··· Given data ···

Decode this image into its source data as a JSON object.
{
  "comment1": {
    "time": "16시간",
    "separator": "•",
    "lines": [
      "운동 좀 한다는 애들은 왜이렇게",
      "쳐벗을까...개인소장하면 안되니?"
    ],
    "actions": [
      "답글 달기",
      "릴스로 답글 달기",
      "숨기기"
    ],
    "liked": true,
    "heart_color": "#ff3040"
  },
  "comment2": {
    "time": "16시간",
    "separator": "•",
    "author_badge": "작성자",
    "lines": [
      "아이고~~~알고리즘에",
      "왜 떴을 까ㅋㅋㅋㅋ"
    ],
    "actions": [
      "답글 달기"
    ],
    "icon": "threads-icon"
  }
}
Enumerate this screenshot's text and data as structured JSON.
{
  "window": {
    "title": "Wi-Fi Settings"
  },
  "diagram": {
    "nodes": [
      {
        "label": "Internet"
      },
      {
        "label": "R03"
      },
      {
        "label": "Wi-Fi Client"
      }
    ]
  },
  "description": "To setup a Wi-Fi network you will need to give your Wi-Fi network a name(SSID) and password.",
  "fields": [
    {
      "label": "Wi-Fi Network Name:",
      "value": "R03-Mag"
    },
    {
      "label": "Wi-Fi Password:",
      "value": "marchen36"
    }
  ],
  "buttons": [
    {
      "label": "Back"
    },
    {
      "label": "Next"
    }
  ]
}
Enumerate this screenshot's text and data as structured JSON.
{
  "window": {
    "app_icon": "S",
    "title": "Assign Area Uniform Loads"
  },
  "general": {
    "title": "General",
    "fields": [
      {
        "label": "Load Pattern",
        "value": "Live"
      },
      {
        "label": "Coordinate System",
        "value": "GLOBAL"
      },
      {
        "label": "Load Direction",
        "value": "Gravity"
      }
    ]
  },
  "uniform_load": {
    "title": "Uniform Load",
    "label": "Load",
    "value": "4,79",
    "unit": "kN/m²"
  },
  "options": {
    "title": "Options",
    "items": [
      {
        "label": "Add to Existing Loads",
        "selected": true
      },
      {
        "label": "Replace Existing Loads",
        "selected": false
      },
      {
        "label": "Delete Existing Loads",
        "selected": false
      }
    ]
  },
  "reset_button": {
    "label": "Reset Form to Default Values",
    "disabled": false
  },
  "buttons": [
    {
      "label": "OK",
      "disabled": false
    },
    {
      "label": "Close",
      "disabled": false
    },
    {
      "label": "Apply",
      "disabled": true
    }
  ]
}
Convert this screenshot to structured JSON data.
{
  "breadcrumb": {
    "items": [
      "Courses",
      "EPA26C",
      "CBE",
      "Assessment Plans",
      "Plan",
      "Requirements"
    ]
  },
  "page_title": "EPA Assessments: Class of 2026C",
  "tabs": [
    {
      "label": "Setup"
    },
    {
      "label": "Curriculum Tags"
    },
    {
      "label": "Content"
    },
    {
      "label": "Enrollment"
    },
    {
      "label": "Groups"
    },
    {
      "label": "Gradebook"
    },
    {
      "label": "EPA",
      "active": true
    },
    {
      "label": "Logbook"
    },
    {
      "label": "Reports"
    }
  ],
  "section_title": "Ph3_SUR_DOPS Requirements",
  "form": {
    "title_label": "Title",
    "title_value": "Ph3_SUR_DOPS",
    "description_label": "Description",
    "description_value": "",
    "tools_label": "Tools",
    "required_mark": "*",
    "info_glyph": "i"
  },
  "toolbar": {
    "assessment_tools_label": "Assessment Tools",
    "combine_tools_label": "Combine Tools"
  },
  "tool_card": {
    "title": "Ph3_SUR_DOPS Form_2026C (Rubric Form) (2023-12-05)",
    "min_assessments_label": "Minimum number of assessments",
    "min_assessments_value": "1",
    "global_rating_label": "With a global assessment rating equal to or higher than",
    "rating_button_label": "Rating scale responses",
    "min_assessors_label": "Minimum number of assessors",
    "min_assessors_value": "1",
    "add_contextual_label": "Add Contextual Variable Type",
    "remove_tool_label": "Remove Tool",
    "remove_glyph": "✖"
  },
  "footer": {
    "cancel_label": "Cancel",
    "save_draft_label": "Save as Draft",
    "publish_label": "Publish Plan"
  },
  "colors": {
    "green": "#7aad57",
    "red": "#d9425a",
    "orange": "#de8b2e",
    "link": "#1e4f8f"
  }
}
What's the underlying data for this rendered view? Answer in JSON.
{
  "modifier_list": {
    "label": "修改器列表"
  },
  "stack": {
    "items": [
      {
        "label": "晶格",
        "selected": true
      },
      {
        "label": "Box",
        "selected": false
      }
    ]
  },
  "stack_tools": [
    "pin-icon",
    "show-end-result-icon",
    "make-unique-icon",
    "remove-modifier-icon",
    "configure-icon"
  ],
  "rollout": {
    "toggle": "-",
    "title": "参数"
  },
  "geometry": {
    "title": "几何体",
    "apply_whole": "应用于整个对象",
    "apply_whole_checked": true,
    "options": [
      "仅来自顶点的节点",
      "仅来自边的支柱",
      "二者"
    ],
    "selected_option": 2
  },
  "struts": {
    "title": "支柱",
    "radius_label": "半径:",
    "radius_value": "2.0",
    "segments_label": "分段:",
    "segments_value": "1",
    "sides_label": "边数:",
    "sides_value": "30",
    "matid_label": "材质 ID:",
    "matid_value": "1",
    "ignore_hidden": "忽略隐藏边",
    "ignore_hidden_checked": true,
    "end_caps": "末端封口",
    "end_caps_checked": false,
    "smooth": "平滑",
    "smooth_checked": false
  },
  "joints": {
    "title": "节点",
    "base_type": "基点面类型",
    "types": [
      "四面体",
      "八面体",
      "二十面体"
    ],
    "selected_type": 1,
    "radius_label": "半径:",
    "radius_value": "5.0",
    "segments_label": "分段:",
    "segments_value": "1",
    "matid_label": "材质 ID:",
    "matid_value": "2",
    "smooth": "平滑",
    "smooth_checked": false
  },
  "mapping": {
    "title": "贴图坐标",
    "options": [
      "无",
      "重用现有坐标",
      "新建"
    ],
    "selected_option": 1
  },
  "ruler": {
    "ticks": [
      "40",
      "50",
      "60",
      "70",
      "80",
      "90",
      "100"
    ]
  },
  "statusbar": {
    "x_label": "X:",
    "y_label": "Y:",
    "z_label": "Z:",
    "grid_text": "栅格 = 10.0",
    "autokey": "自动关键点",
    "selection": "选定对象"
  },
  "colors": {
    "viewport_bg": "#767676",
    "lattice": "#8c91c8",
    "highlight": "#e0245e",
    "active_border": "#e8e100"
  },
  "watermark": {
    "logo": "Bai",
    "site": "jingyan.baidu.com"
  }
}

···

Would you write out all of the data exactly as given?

Decode this image into its source data as a JSON object.
{
  "comment1": {
    "time": "16시간",
    "separator": "•",
    "lines": [
      "운동 좀 한다는 애들은 왜이렇게",
      "쳐벗을까...개인소장하면 안되니?"
    ],
    "actions": [
      "답글 달기",
      "릴스로 답글 달기",
      "숨기기"
    ],
    "liked": true,
    "heart_color": "#ff3040"
  },
  "comment2": {
    "time": "16시간",
    "separator": "•",
    "author_badge": "작성자",
    "lines": [
      "아이고~~~알고리즘에",
      "왜 떴을 까ㅋㅋㅋㅋ"
    ],
    "actions": [
      "답글 달기"
    ],
    "icon": "threads-icon"
  }
}
Enumerate this screenshot's text and data as structured JSON.
{
  "window": {
    "title": "Wi-Fi Settings"
  },
  "diagram": {
    "nodes": [
      {
        "label": "Internet"
      },
      {
        "label": "R03"
      },
      {
        "label": "Wi-Fi Client"
      }
    ]
  },
  "description": "To setup a Wi-Fi network you will need to give your Wi-Fi network a name(SSID) and password.",
  "fields": [
    {
      "label": "Wi-Fi Network Name:",
      "value": "R03-Mag"
    },
    {
      "label": "Wi-Fi Password:",
      "value": "marchen36"
    }
  ],
  "buttons": [
    {
      "label": "Back"
    },
    {
      "label": "Next"
    }
  ]
}
Enumerate this screenshot's text and data as structured JSON.
{
  "window": {
    "app_icon": "S",
    "title": "Assign Area Uniform Loads"
  },
  "general": {
    "title": "General",
    "fields": [
      {
        "label": "Load Pattern",
        "value": "Live"
      },
      {
        "label": "Coordinate System",
        "value": "GLOBAL"
      },
      {
        "label": "Load Direction",
        "value": "Gravity"
      }
    ]
  },
  "uniform_load": {
    "title": "Uniform Load",
    "label": "Load",
    "value": "4,79",
    "unit": "kN/m²"
  },
  "options": {
    "title": "Options",
    "items": [
      {
        "label": "Add to Existing Loads",
        "selected": true
      },
      {
        "label": "Replace Existing Loads",
        "selected": false
      },
      {
        "label": "Delete Existing Loads",
        "selected": false
      }
    ]
  },
  "reset_button": {
    "label": "Reset Form to Default Values",
    "disabled": false
  },
  "buttons": [
    {
      "label": "OK",
      "disabled": false
    },
    {
      "label": "Close",
      "disabled": false
    },
    {
      "label": "Apply",
      "disabled": true
    }
  ]
}
Convert this screenshot to structured JSON data.
{
  "breadcrumb": {
    "items": [
      "Courses",
      "EPA26C",
      "CBE",
      "Assessment Plans",
      "Plan",
      "Requirements"
    ]
  },
  "page_title": "EPA Assessments: Class of 2026C",
  "tabs": [
    {
      "label": "Setup"
    },
    {
      "label": "Curriculum Tags"
    },
    {
      "label": "Content"
    },
    {
      "label": "Enrollment"
    },
    {
      "label": "Groups"
    },
    {
      "label": "Gradebook"
    },
    {
      "label": "EPA",
      "active": true
    },
    {
      "label": "Logbook"
    },
    {
      "label": "Reports"
    }
  ],
  "section_title": "Ph3_SUR_DOPS Requirements",
  "form": {
    "title_label": "Title",
    "title_value": "Ph3_SUR_DOPS",
    "description_label": "Description",
    "description_value": "",
    "tools_label": "Tools",
    "required_mark": "*",
    "info_glyph": "i"
  },
  "toolbar": {
    "assessment_tools_label": "Assessment Tools",
    "combine_tools_label": "Combine Tools"
  },
  "tool_card": {
    "title": "Ph3_SUR_DOPS Form_2026C (Rubric Form) (2023-12-05)",
    "min_assessments_label": "Minimum number of assessments",
    "min_assessments_value": "1",
    "global_rating_label": "With a global assessment rating equal to or higher than",
    "rating_button_label": "Rating scale responses",
    "min_assessors_label": "Minimum number of assessors",
    "min_assessors_value": "1",
    "add_contextual_label": "Add Contextual Variable Type",
    "remove_tool_label": "Remove Tool",
    "remove_glyph": "✖"
  },
  "footer": {
    "cancel_label": "Cancel",
    "save_draft_label": "Save as Draft",
    "publish_label": "Publish Plan"
  },
  "colors": {
    "green": "#7aad57",
    "red": "#d9425a",
    "orange": "#de8b2e",
    "link": "#1e4f8f"
  }
}
What's the underlying data for this rendered view? Answer in JSON.
{
  "modifier_list": {
    "label": "修改器列表"
  },
  "stack": {
    "items": [
      {
        "label": "晶格",
        "selected": true
      },
      {
        "label": "Box",
        "selected": false
      }
    ]
  },
  "stack_tools": [
    "pin-icon",
    "show-end-result-icon",
    "make-unique-icon",
    "remove-modifier-icon",
    "configure-icon"
  ],
  "rollout": {
    "toggle": "-",
    "title": "参数"
  },
  "geometry": {
    "title": "几何体",
    "apply_whole": "应用于整个对象",
    "apply_whole_checked": true,
    "options": [
      "仅来自顶点的节点",
      "仅来自边的支柱",
      "二者"
    ],
    "selected_option": 2
  },
  "struts": {
    "title": "支柱",
    "radius_label": "半径:",
    "radius_value": "2.0",
    "segments_label": "分段:",
    "segments_value": "1",
    "sides_label": "边数:",
    "sides_value": "30",
    "matid_label": "材质 ID:",
    "matid_value": "1",
    "ignore_hidden": "忽略隐藏边",
    "ignore_hidden_checked": true,
    "end_caps": "末端封口",
    "end_caps_checked": false,
    "smooth": "平滑",
    "smooth_checked": false
  },
  "joints": {
    "title": "节点",
    "base_type": "基点面类型",
    "types": [
      "四面体",
      "八面体",
      "二十面体"
    ],
    "selected_type": 1,
    "radius_label": "半径:",
    "radius_value": "5.0",
    "segments_label": "分段:",
    "segments_value": "1",
    "matid_label": "材质 ID:",
    "matid_value": "2",
    "smooth": "平滑",
    "smooth_checked": false
  },
  "mapping": {
    "title": "贴图坐标",
    "options": [
      "无",
      "重用现有坐标",
      "新建"
    ],
    "selected_option": 1
  },
  "ruler": {
    "ticks": [
      "40",
      "50",
      "60",
      "70",
      "80",
      "90",
      "100"
    ]
  },
  "statusbar": {
    "x_label": "X:",
    "y_label": "Y:",
    "z_label": "Z:",
    "grid_text": "栅格 = 10.0",
    "autokey": "自动关键点",
    "selection": "选定对象"
  },
  "colors": {
    "viewport_bg": "#767676",
    "lattice": "#8c91c8",
    "highlight": "#e0245e",
    "active_border": "#e8e100"
  },
  "watermark": {
    "logo": "Bai",
    "site": "jingyan.baidu.com"
  }
}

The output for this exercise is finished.